|"Issue One! Issue Two! Issue Three!"|
Taking a foreign policy turn, the 12-19-2014 episode of the McLaughlin Group touched on three distinct developments, all of which connected to foreign relations. Because the Republicans have not officially taken over the US Senate, the internal federal machinations are not yet on full display, and the Group has praised or excoriated Obama's extralegal executive actions on immigration
|Cuban Dictator Fidel Castro|
I have written at length on this topic, but I would add my displeasure with Mort Zuckerman's fawning over Cuban Dictator emeritus Fidel Castro. The media mogul and international investor described the aging cartel thug as a mesmerizing speaker, compelling and influential, yet Zuckerman did not understand one word he was saying.
Buchanan and Rogan remind their co-hosts that the Castros are political criminals, murders, chaotic types. Revealing some latent foreign policy realism, Clift chided her conservative counterparts reminding them that the United States has engaged in diplomatic relations with despotic regimes for decades, and they cannot start demonizing one country.
Sony Pictures produced an action comedy spoof "The Interview", starring Seth Rogen and James Franco as TV producers who land an interview with North Korean dictator Kim Jong Un. The CIA then approaches the two producers and hires them to assassinate the dictator.
|Sketch of Kim Jong Un|
A mysterious hacking enterprise infiltrated Sony Studios, the firm which produces "The Interview", dumping thousands of confidential, sensitive emails onto the Internet a la Wikileaks.
The same hacking group announced targeted terrorist attacks against movie theaters which presented the movie. Fearing the worst, Sony Pictures cancelled the Interview.

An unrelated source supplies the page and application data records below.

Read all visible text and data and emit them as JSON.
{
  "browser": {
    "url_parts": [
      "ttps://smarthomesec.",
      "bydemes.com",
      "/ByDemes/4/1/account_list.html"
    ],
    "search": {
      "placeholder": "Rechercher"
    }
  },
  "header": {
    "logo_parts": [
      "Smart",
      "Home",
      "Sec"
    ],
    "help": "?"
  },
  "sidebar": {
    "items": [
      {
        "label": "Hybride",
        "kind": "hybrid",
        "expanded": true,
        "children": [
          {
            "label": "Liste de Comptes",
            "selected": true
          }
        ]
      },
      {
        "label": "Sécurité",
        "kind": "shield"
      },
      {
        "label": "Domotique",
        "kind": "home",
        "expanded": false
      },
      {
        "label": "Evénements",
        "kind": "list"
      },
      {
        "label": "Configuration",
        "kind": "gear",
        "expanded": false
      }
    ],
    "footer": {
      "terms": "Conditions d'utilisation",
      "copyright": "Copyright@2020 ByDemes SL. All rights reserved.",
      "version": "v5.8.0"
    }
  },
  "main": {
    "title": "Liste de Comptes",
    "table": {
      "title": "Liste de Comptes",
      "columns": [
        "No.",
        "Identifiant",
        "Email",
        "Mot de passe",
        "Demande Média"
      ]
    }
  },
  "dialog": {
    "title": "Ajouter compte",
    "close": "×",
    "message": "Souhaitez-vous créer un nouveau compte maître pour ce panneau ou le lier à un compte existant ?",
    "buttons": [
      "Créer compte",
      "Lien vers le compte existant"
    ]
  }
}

Commenting on this backward move, Tom Rogan was the most critical, citing the cowardice of the company, and the negative precedent which such measures induce. Buchanan also landed on the political correctness which has taken over Hollywood. Movies go out of their way not to offend anyone. Strangely enough, Academy Award nominated films often touch controversial, even offense topics, and get nominated for those reasons only (read, "Brokeback Mountain").
Eleanor Clift and Mort Zuckerman considered the liability of the producers and the theaters should something violent occur at any showing of the money. Clift faulted Sony Pictures for making the film in the first place, since North Korean dictator Kim Jong Un is a "nut ball" who had his mentor uncle executed (eaten alive by ravenous dogs). Rogan's rebuttal was well-taken: "That's not your decision, is it?"
I found Rogan's take on the Sony-Korean fiasco the most agreeable and sentient. Sony Pictures should not have pulled away from releasing the film. They should have invested in more security, or reach out to city police departments wherever the film was playing.
One hundred and fifty Pakistani children were systematically slaughtered by the Pakistan Taliban. Rumblings about American military efforts in Afghanistan had discussed the potential blowback in the region for Pakistan. Once a reliable ally in the War on Terror, Pakistan has become unreliable, and now unstable.
The recent attack was retaliation of Pakistan's military strikes against Taliban terrorists. John McLaughlin observed that terrorists were turning "centers of learning into factories of death." There is no greater threat to freedom, prosperity, and democracy in any country than undermining education for young people. Taliban fighters want to undo education and wreak havoc on local communities. Politicians are demanding not just their own people but the international community intervene and stop this violence.
The conflict with the United States centers on Pakistan's counter-terrorism operations, which rely on extremists and Taliban fighters to upset India, Afghanistan, and even the United States. Pakistan can denounce the cruel, callous attacks on their children, but not they cannot justify teaming up with limited terrorist cells to advance diverse national goals out of sync with United States former policy.
Foreign policy received full attention on this episode if the McLaughlin Group. The heated, diverse, and intriguing views of the four guests prove that despite his lame-duck status, President Obama's flapping, and the consequences of his policies, will get plenty of analysis. Also, Obama's remaining years in office now focus on establishing a credible legacy abroad, much like his predecessor. However, the Democratic Party's terrible losses in 2010 and 2014, plus his declining political capital and rising unpopularity, suggest that what little good he creates will do little good for his reputation, or compensate for his growing irrelevance (and incompetence).